“Boulevardier” is one of those words you don’t see very often. Literally, it means a man of the streets. “On the prowl” comes close to conveying this meaning. But boulevardier has a more broad connotation. For a boulevardier, being on the streets is a way of life. What type of life? Well, one might have quite a good time with the boulevardier. After all, he is a charmer and he knows where fashionable people go. He is quite the expert at sharing fun. But one should be careful not to trust the laughter too much. The boulevardeir lives for excitement, not necessarily deep feeling.
Hmmm … what does this look like? I think of Omar Sharif playing Nick Armstein in William Wyler’s 1968 smash hit Funny Girl. Poor Barbara Streisand makes the mistake of falling in love with him. Oops! Ah well, it makes for quite a story.
David Niven plays the dangerous boulevardier with a more comical twist (along with a very young Robert Wagner who is trying to “learn the ropes”) in one of my favorite films, The Pink Panther made by Blake Edwards back in 1963
But the boulevardier is not always dangerous. Melvyn Douglas played the boulevardier as romantic in Ernst Lubitsch’s 1939 classic Ninotchka
Indeed, the boulevardier might be a hero like William Powell in The Thin Man
Of course there will always be Humphrey Bogart’s Rick in Casablanca, one of the all time great boulevardiers!
And let’s not forget the reformed boulevardier. Cary Grant plays this rather well in Hitchock’s stylish 1955 flick, To Catch a Thief
But should one use a word with such a distinguished pedigree to name a drink? It has been done already. Cocktails blog offers its “boulevardier”. Dash of Bitters offers a similar recipe. It is a variation on the negroni, with bourbon replacing the gin.
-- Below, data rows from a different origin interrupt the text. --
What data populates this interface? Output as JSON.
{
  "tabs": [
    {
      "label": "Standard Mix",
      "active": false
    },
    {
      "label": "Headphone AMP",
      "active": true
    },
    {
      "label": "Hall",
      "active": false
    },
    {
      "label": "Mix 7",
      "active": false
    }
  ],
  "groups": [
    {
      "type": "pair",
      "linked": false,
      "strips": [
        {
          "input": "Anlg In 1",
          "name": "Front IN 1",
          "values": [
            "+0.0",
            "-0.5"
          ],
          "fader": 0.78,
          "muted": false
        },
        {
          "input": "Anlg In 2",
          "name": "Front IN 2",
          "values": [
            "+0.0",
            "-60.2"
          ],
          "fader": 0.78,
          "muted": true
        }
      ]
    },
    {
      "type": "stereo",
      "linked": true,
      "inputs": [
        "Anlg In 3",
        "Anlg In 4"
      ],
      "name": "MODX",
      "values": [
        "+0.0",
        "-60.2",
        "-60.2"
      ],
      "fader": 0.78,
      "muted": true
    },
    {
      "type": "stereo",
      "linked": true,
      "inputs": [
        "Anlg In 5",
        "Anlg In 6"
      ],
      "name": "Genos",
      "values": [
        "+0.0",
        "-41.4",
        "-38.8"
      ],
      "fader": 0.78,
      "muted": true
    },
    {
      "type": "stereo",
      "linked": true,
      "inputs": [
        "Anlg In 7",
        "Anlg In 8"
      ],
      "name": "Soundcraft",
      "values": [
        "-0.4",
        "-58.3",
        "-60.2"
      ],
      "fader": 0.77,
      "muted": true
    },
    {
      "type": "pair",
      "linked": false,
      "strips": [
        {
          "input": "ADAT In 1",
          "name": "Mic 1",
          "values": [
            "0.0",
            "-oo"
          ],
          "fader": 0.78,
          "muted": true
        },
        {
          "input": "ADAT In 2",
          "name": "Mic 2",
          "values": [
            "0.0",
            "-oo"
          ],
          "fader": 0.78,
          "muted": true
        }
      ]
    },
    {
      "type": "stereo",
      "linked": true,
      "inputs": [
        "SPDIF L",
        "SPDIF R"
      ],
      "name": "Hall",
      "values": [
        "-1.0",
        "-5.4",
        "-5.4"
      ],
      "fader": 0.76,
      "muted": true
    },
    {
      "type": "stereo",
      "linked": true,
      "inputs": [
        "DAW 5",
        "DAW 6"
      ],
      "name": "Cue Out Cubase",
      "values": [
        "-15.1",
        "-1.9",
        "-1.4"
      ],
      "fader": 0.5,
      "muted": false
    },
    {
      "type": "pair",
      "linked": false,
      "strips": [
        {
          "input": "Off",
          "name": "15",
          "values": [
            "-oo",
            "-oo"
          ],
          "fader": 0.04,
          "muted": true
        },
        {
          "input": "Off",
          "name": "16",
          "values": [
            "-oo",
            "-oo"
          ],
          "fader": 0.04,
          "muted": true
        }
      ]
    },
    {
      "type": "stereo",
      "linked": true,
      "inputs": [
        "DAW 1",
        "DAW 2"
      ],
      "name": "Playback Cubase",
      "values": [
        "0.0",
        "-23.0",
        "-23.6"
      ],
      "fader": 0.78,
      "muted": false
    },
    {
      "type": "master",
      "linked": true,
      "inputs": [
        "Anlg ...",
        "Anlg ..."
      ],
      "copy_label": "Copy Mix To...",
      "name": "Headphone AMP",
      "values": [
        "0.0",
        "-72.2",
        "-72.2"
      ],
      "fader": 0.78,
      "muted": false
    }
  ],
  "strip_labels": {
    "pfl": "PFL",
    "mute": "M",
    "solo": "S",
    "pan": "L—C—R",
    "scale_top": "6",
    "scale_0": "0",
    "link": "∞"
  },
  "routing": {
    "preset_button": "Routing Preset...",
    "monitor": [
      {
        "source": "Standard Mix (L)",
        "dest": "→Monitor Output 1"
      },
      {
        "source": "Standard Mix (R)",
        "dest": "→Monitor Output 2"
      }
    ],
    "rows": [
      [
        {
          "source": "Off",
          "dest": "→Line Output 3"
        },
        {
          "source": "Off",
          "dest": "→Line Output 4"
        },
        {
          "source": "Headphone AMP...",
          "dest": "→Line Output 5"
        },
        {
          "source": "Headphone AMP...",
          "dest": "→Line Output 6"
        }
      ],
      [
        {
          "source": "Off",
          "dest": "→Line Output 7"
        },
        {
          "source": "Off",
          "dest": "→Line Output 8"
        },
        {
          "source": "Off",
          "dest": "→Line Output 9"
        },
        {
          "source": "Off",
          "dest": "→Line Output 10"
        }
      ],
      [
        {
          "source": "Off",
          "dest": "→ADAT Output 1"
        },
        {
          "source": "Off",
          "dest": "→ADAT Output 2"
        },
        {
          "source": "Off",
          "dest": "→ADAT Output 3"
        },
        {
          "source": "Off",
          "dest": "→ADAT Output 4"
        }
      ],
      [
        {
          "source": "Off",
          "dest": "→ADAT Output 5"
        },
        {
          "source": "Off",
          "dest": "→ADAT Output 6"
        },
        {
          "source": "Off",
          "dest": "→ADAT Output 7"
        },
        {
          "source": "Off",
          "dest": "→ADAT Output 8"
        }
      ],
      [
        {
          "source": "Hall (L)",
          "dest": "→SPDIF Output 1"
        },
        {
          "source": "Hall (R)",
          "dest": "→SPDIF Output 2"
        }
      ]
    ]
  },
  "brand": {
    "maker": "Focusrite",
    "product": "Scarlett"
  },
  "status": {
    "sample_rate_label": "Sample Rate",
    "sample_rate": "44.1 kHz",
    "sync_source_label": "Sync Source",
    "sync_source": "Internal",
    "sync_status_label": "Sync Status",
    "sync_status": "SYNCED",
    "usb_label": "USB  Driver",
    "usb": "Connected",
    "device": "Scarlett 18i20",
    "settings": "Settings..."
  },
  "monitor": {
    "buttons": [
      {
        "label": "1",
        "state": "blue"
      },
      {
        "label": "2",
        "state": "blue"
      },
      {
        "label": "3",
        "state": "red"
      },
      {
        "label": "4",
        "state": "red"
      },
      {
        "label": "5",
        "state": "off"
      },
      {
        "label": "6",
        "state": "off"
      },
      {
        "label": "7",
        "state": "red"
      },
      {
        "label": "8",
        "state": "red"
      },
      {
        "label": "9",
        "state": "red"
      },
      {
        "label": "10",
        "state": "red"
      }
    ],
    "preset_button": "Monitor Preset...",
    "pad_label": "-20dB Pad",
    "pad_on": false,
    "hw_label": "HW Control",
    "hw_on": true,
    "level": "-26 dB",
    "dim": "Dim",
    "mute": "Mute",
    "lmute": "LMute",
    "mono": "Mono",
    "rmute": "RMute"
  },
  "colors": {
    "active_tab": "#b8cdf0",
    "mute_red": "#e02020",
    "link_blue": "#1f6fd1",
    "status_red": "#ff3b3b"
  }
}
Or one might think of this as a variation of the manhattan, with compari instead of bitters. Nice idea, but is this really the drink for a boulevardier?
I will leave that to you.